America’s caregivers need a basic income because caregiving is usually an unpaid job.
For instance, women family caregivers are 2.5 times more likely to be poor than non-caregivers, The Caregiver Action Network claims. Additionally, families caring for a relative with a disability had median incomes 15% lower than non-caregiving families in 2000, the Caregiver Action Network claims.
A 2015 AARP Public Policy Institute survey found 36% of adult caregivers over 50 reported moderate to high-levels of financial strain. The same National Alliance of Caregivers/AARP survey found 61% of caregivers with jobs take time off from work to help elderly or disabled loved ones.
How Caregiving Leads to Poverty
Caring for an elderly; or a disabled, relative can be a fast ticket to poverty. For example, a single woman caring for her 80-year-old mother with dementia could have to quit her job.
Consequently, the only income the woman and her mother could have is mom’s Social Security payment. The average monthly Social Security benefit was $1,381.79 in December 2019, the Social Security Administration (SSA) estimates.
Thus, being a responsible adult and a good child can drive your family into poverty. For instance, a married woman caring for her mom with dementia could have to quit her job. That could force the woman’s husband to work two jobs to make up for the lost income.
In contrast, our society rewards an irresponsible jerk who dumps her mother into a filthy, low-cost nursing home. To explain, the irresponsible jerk can keep working and earn enough money for a comfortable retirement.
Meanwhile, the responsible woman will have no savings and retire with nothing but Social Security. Additionally, the responsible woman will get less Social Security because the SSA only bases your Social Security payment on the amount you work at a salaried “job.” Thus, the irresponsible jerk gets more Social Security than the responsible caregiver.
How Basic Income Could Help Caregivers
A basic income scheme; such as former presidential candidate Andrew Yang’s (D-New York) Freedom Dividend could help caregivers.
The Freedom Dividend will pay $1,000 a month to all American adults. Hence, the woman caring for her mother will receive $2,000 a month in income. To explain, both women will receive the Freedom Dividend.
Okay, the irresponsible jerk will also receive the Freedom Dividend, but so will the responsible caregiver. However, responsible caregivers will receive some income which is better than the current system which rewards caregivers with poverty.
Why Caregivers Need a Basic Income

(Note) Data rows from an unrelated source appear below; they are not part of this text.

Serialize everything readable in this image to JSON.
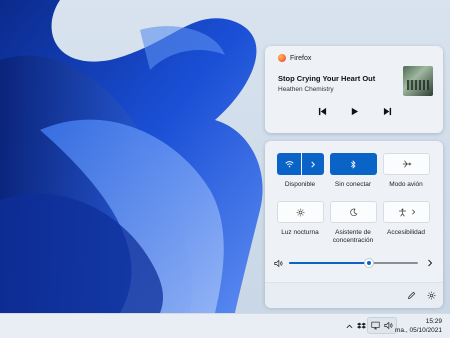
{
  "media": {
    "app_name": "Firefox",
    "song_title": "Stop Crying Your Heart Out",
    "artist": "Heathen Chemistry",
    "album_art": "album-cover",
    "controls": [
      "previous-icon",
      "play-icon",
      "next-icon"
    ]
  },
  "quick_settings": {
    "tiles": [
      {
        "label": "Disponible",
        "icon": "wifi-icon",
        "state": "on"
      },
      {
        "label": "Sin conectar",
        "icon": "bluetooth-icon",
        "state": "on"
      },
      {
        "label": "Modo avión",
        "icon": "airplane-icon",
        "state": "off"
      },
      {
        "label": "Luz nocturna",
        "icon": "brightness-icon",
        "state": "off"
      },
      {
        "label": "Asistente de concentración",
        "icon": "moon-icon",
        "state": "off"
      },
      {
        "label": "Accesibilidad",
        "icon": "accessibility-icon",
        "state": "off"
      }
    ],
    "volume_level": 0.62
  },
  "taskbar": {
    "time": "15:29",
    "date": "ma., 05/10/2021"
  },
  "colors": {
    "accent": "#0a64c8",
    "panel": "#eef2f7",
    "wallpaper_blue": "#1a4fd0"
  }
}
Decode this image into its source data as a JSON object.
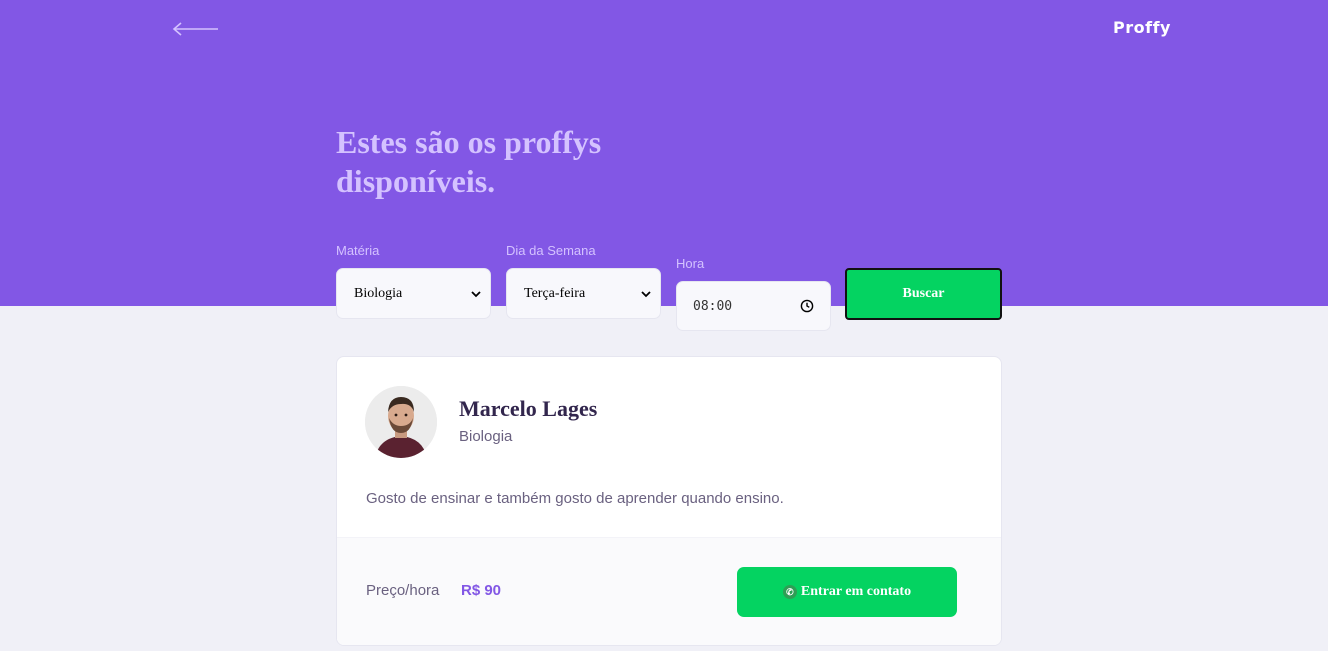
{
  "header": {
    "logo": "Proffy",
    "back_icon": "arrow-left-icon"
  },
  "hero": {
    "title_line1": "Estes são os proffys",
    "title_line2": "disponíveis."
  },
  "filters": {
    "subject": {
      "label": "Matéria",
      "value": "Biologia"
    },
    "weekday": {
      "label": "Dia da Semana",
      "value": "Terça-feira"
    },
    "time": {
      "label": "Hora",
      "value": "08:00"
    },
    "search_label": "Buscar"
  },
  "teacher": {
    "name": "Marcelo Lages",
    "subject": "Biologia",
    "bio": "Gosto de ensinar e também gosto de aprender quando ensino.",
    "price_label": "Preço/hora",
    "price_value": "R$ 90",
    "contact_label": "Entrar em contato",
    "contact_icon": "whatsapp-icon"
  },
  "colors": {
    "primary": "#8257e5",
    "secondary": "#04d361",
    "background": "#f0f0f7"
  }
}
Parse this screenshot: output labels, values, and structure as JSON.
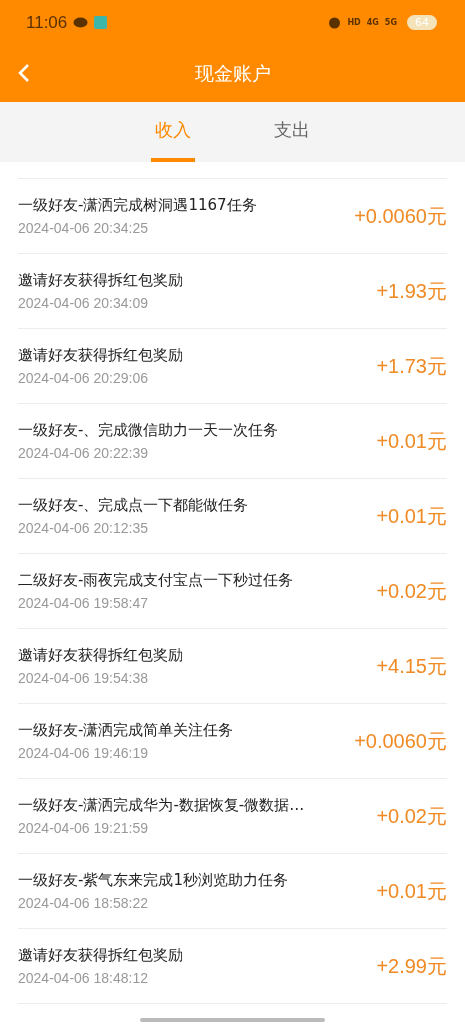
{
  "status_bar": {
    "time": "11:06",
    "network_labels": [
      "HD",
      "4G",
      "5G"
    ],
    "battery": "64"
  },
  "header": {
    "title": "现金账户"
  },
  "tabs": [
    {
      "label": "收入",
      "selected": true
    },
    {
      "label": "支出",
      "selected": false
    }
  ],
  "records": [
    {
      "title": "一级好友-潇洒完成树洞遇1167任务",
      "time": "2024-04-06 20:34:25",
      "amount": "+0.0060元"
    },
    {
      "title": "邀请好友获得拆红包奖励",
      "time": "2024-04-06 20:34:09",
      "amount": "+1.93元"
    },
    {
      "title": "邀请好友获得拆红包奖励",
      "time": "2024-04-06 20:29:06",
      "amount": "+1.73元"
    },
    {
      "title": "一级好友-、完成微信助力一天一次任务",
      "time": "2024-04-06 20:22:39",
      "amount": "+0.01元"
    },
    {
      "title": "一级好友-、完成点一下都能做任务",
      "time": "2024-04-06 20:12:35",
      "amount": "+0.01元"
    },
    {
      "title": "二级好友-雨夜完成支付宝点一下秒过任务",
      "time": "2024-04-06 19:58:47",
      "amount": "+0.02元"
    },
    {
      "title": "邀请好友获得拆红包奖励",
      "time": "2024-04-06 19:54:38",
      "amount": "+4.15元"
    },
    {
      "title": "一级好友-潇洒完成简单关注任务",
      "time": "2024-04-06 19:46:19",
      "amount": "+0.0060元"
    },
    {
      "title": "一级好友-潇洒完成华为-数据恢复-微数据…",
      "time": "2024-04-06 19:21:59",
      "amount": "+0.02元"
    },
    {
      "title": "一级好友-紫气东来完成1秒浏览助力任务",
      "time": "2024-04-06 18:58:22",
      "amount": "+0.01元"
    },
    {
      "title": "邀请好友获得拆红包奖励",
      "time": "2024-04-06 18:48:12",
      "amount": "+2.99元"
    }
  ]
}
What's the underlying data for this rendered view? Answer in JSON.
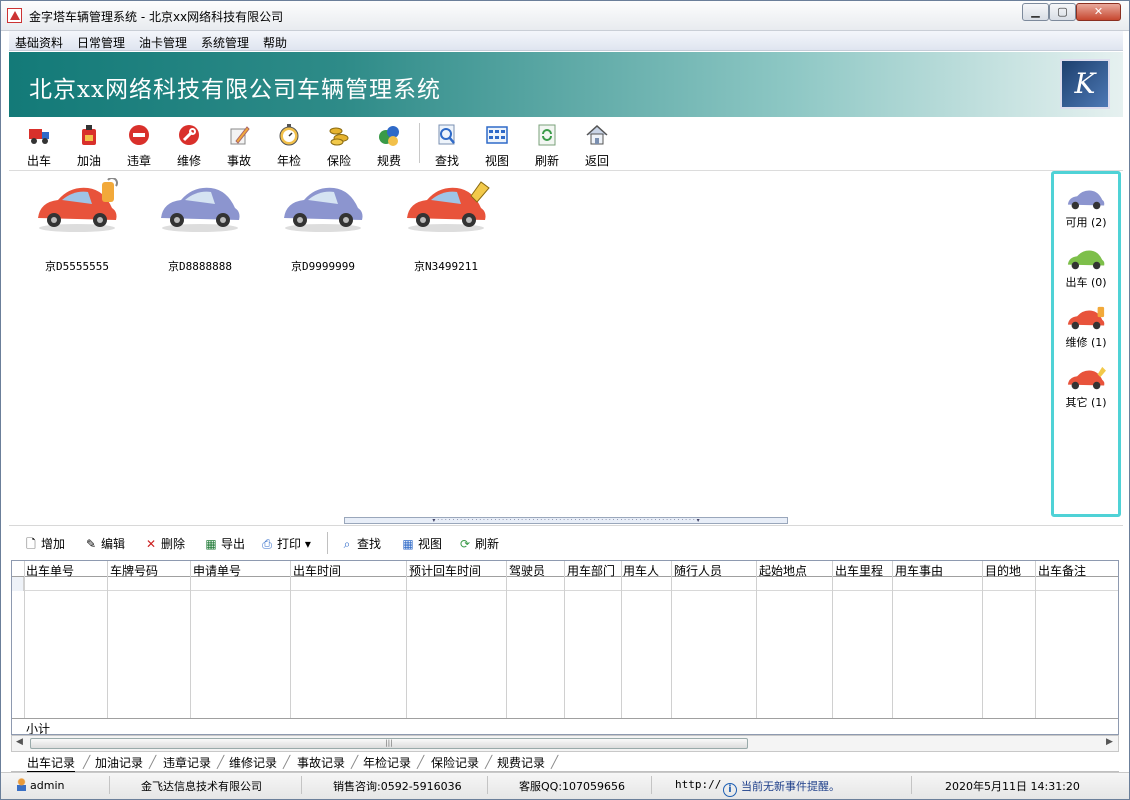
{
  "window": {
    "title": "金字塔车辆管理系统 - 北京xx网络科技有限公司",
    "controls": {
      "minimize": "▁",
      "maximize": "▢",
      "close": "✕"
    }
  },
  "menu": [
    "基础资料",
    "日常管理",
    "油卡管理",
    "系统管理",
    "帮助"
  ],
  "banner": {
    "title": "北京xx网络科技有限公司车辆管理系统"
  },
  "toolbar": [
    {
      "label": "出车",
      "icon": "truck-icon"
    },
    {
      "label": "加油",
      "icon": "fuel-can-icon"
    },
    {
      "label": "违章",
      "icon": "no-entry-icon"
    },
    {
      "label": "维修",
      "icon": "wrench-icon"
    },
    {
      "label": "事故",
      "icon": "pencil-icon"
    },
    {
      "label": "年检",
      "icon": "stopwatch-icon"
    },
    {
      "label": "保险",
      "icon": "coins-icon"
    },
    {
      "label": "规费",
      "icon": "money-bag-icon"
    },
    {
      "label": "查找",
      "icon": "magnifier-icon"
    },
    {
      "label": "视图",
      "icon": "grid-view-icon"
    },
    {
      "label": "刷新",
      "icon": "refresh-icon"
    },
    {
      "label": "返回",
      "icon": "home-icon"
    }
  ],
  "cars": [
    {
      "plate": "京D5555555",
      "status": "维修",
      "color": "#e8533b",
      "badge": "wrench"
    },
    {
      "plate": "京D8888888",
      "status": "可用",
      "color": "#8c95cf",
      "badge": ""
    },
    {
      "plate": "京D9999999",
      "status": "可用",
      "color": "#8c95cf",
      "badge": ""
    },
    {
      "plate": "京N3499211",
      "status": "其它",
      "color": "#e8533b",
      "badge": "tag"
    }
  ],
  "status_panel": [
    {
      "label": "可用 (2)",
      "color": "#8c95cf"
    },
    {
      "label": "出车 (0)",
      "color": "#7dbf4a"
    },
    {
      "label": "维修 (1)",
      "color": "#e8533b"
    },
    {
      "label": "其它 (1)",
      "color": "#e8533b"
    }
  ],
  "lower_toolbar": {
    "add": "增加",
    "edit": "编辑",
    "delete": "删除",
    "export": "导出",
    "print": "打印",
    "print_arrow": "▾",
    "find": "查找",
    "view": "视图",
    "refresh": "刷新"
  },
  "grid": {
    "columns": [
      "出车单号",
      "车牌号码",
      "申请单号",
      "出车时间",
      "预计回车时间",
      "驾驶员",
      "用车部门",
      "用车人",
      "随行人员",
      "起始地点",
      "出车里程",
      "用车事由",
      "目的地",
      "出车备注"
    ],
    "footer": "小计",
    "scroll_grip": "|||",
    "scroll_left": "◀",
    "scroll_right": "▶"
  },
  "tabs": [
    "出车记录",
    "加油记录",
    "违章记录",
    "维修记录",
    "事故记录",
    "年检记录",
    "保险记录",
    "规费记录"
  ],
  "statusbar": {
    "user": "admin",
    "company": "金飞达信息技术有限公司",
    "sales": "销售咨询:0592-5916036",
    "support": "客服QQ:107059656",
    "url": "http://",
    "notice": "当前无新事件提醒。",
    "datetime": "2020年5月11日  14:31:20"
  }
}
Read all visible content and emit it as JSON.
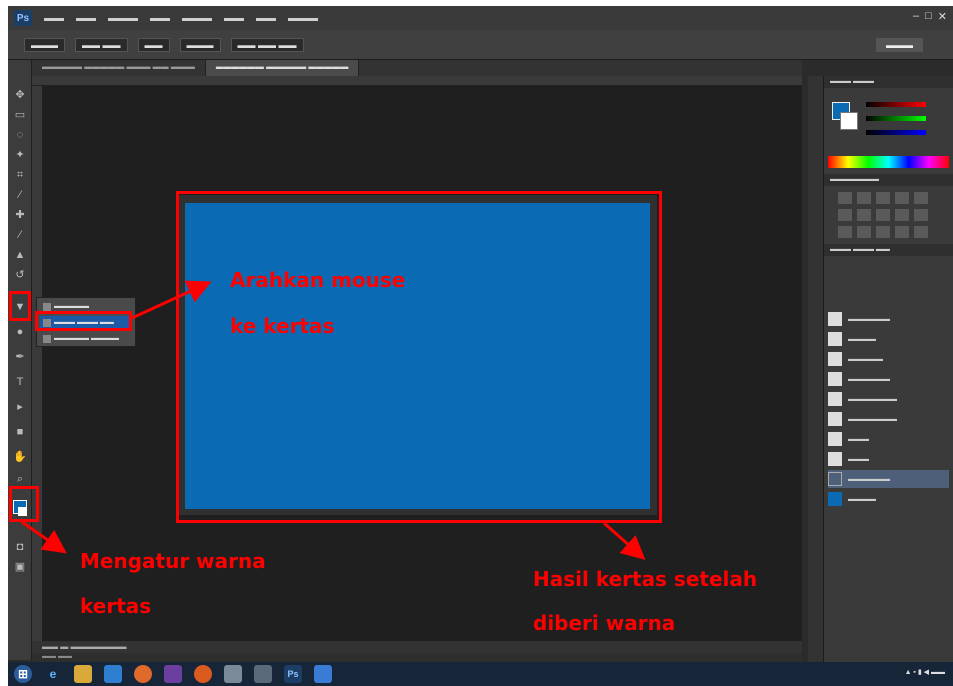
{
  "annotations": {
    "step1_line1": "Arahkan mouse",
    "step1_line2": "ke kertas",
    "step2_line1": "Mengatur warna",
    "step2_line2": "kertas",
    "step3_line1": "Hasil kertas setelah",
    "step3_line2": "diberi warna",
    "annotation_color": "#ff0000"
  },
  "document": {
    "fill_color": "#0a6bb4"
  }
}
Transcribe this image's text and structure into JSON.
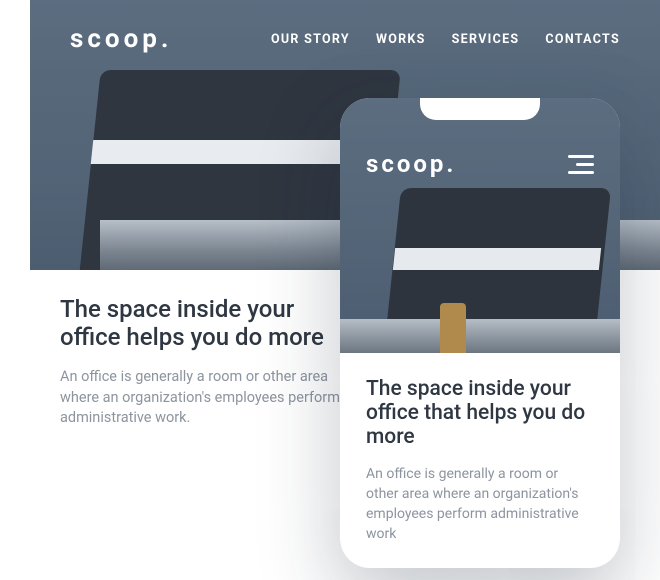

We need to do more for caregivers because you could classify over 10% of Americans as caregivers.
For instance, the National Alliance for Caregiving and AARP estimate 43.5 million Americans provided care for an adult or child in 2015. In addition, 34.2 million Americans provided unpaid care for an adult over 50 in 2015.
Plus, 16.6% of Americans (39.8 million people) cared for an ill or disabled adult in 2010, the Family Caregiver Alliance estimates. In addition, over 16 million Americans provide unpaid care for adults with Alzheimer’s Disease and other forms of dementia, the Alzheimer’s Association estimates.
America Needs to Stop Punishing Caregivers
There are currently 5.8 million Americans with Alzheimer’s disease. The Alzheimer’s Association predicts there will be 14 million Americans with Alzheimer’s in 2050. In fact, the Alzheimer’s Association claims an American develops Alzheimer’s every 65 seconds.
Consequently, tens of millions of Americans will face the stark choice between poverty or caring for relatives in coming decades. A Basic Income could ease the effects of Alzheimer’s and a growing elderly population.
America needs to explore solutions such as the Basic Income because unpaid care giving is one of America’s fastest growing “occupations.” Our current system which punishes responsible caregivers with poverty is unsustainable.